## ACTION ITEM
Look through the data below. Show each line where the string "likes" occurs.

## DATA RECORDS

•••

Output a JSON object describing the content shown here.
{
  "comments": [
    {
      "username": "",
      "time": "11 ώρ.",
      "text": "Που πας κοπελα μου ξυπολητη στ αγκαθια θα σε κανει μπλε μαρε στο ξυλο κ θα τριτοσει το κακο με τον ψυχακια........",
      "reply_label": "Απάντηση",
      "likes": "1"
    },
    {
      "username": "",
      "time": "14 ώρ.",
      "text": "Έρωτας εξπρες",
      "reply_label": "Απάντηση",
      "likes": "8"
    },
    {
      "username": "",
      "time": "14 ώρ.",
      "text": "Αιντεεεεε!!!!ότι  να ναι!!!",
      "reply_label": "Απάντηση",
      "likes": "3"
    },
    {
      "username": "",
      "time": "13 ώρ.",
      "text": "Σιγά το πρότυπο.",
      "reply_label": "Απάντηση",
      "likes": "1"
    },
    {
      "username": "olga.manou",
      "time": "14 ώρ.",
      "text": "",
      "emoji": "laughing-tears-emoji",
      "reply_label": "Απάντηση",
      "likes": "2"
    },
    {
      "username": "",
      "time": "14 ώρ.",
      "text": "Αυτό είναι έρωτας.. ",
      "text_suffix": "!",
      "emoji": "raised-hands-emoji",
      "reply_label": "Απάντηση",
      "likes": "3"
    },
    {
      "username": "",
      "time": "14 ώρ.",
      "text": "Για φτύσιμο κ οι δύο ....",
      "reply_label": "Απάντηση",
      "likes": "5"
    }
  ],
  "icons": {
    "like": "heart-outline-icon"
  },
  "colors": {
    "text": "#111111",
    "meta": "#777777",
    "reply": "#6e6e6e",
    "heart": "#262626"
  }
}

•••

## EXPECTED OUTPUT
      "likes": "1"
      "likes": "8"
      "likes": "3"
      "likes": "1"
      "likes": "2"
      "likes": "3"
      "likes": "5"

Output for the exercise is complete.